Start of Source information
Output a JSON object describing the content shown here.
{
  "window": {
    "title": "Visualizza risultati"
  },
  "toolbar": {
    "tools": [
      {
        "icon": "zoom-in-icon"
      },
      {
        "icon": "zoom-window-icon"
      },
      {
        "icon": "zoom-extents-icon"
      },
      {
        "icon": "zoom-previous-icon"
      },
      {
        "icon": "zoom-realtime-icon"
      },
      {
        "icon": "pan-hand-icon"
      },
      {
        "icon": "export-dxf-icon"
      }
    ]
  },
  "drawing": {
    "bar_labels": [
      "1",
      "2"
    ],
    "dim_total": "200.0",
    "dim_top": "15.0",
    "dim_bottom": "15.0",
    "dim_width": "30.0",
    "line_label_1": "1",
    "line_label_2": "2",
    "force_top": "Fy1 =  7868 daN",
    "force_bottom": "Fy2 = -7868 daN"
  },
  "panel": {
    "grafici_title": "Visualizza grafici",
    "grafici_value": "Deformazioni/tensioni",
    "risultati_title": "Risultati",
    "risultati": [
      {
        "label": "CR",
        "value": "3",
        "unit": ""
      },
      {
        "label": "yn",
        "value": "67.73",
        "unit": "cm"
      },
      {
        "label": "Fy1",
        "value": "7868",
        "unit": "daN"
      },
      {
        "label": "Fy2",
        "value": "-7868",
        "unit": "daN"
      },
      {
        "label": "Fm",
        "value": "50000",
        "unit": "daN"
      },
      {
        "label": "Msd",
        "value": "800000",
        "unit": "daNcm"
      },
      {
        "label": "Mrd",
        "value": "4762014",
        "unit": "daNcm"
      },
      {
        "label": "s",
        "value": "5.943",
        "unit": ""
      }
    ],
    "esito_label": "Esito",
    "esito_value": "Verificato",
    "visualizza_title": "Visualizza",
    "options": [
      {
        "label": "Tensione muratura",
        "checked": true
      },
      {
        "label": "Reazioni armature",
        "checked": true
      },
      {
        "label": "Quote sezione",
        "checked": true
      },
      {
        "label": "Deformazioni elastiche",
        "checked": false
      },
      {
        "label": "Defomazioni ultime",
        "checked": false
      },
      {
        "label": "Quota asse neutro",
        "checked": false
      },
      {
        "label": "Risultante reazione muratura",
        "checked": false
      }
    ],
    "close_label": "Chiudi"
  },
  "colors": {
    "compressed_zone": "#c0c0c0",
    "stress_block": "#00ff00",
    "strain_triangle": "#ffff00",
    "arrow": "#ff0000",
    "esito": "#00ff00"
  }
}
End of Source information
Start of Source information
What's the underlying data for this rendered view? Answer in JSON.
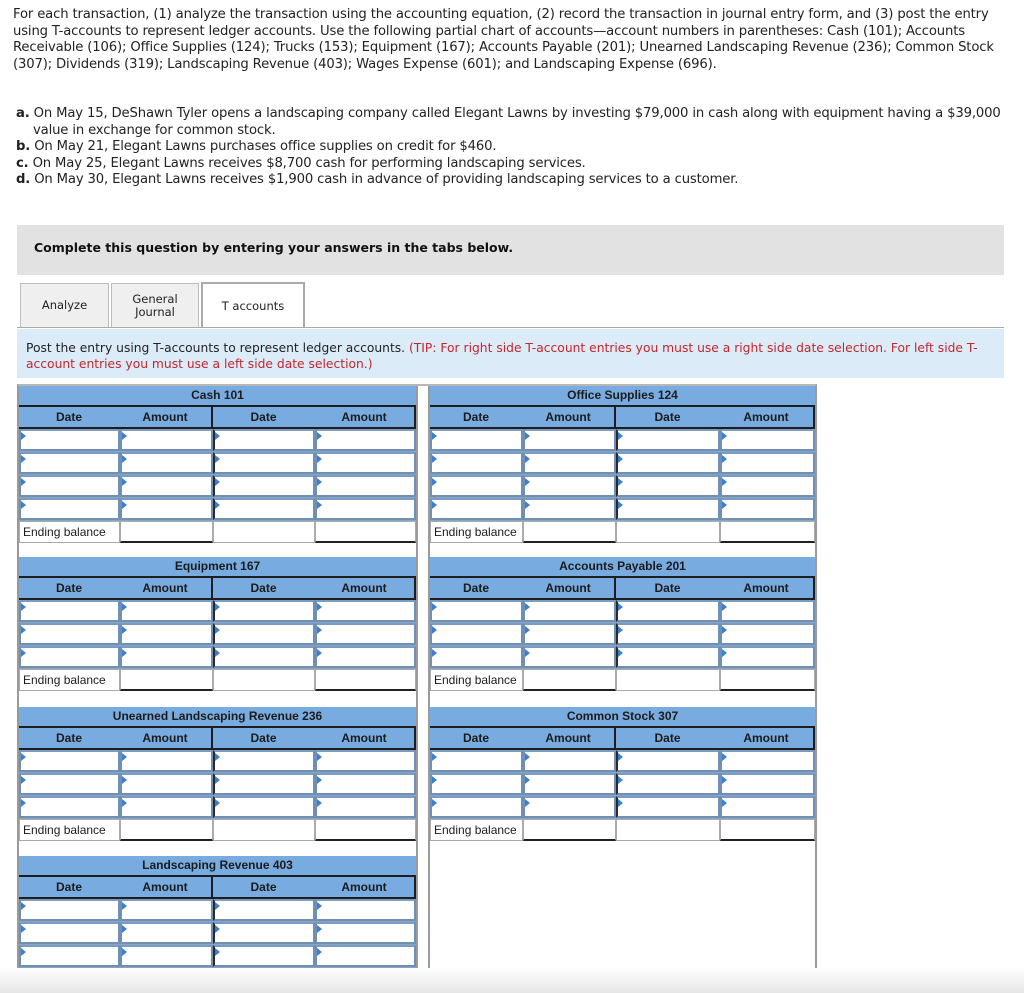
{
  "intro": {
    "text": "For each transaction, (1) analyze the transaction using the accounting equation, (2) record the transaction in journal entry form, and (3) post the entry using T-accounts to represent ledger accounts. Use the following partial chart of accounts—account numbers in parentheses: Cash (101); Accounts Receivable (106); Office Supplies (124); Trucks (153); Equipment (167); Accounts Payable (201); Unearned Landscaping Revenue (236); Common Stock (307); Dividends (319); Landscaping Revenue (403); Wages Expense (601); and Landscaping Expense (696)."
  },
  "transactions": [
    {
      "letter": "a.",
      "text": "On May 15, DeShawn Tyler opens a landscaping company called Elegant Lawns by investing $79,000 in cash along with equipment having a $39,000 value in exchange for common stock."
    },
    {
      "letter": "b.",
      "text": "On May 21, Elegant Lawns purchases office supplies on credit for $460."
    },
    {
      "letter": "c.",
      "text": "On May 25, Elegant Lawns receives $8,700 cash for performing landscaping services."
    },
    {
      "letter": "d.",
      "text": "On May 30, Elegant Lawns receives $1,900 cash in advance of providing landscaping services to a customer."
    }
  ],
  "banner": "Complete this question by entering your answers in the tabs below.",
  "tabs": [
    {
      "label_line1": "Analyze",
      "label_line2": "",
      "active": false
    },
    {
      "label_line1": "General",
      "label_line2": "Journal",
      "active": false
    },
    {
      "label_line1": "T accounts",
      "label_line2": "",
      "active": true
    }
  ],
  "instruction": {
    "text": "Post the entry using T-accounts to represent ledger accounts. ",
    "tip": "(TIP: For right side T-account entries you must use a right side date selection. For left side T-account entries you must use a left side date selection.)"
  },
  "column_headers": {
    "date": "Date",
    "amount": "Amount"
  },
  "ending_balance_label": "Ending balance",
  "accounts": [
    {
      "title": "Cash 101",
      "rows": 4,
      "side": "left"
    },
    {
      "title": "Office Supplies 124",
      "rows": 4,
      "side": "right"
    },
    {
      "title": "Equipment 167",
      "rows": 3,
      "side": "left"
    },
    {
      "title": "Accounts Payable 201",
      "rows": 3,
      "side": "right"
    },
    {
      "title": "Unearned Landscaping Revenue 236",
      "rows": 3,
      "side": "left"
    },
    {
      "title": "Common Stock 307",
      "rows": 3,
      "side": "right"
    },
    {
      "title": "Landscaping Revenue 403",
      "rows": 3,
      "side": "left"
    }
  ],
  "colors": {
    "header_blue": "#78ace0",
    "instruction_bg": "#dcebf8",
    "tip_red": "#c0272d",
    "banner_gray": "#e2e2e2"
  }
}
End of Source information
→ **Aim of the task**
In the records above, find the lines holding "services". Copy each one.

→ **Answer to the exercise**
      "text": "On May 25, Elegant Lawns receives $8,700 cash for performing landscaping services."
      "text": "On May 30, Elegant Lawns receives $1,900 cash in advance of providing landscaping services to a customer."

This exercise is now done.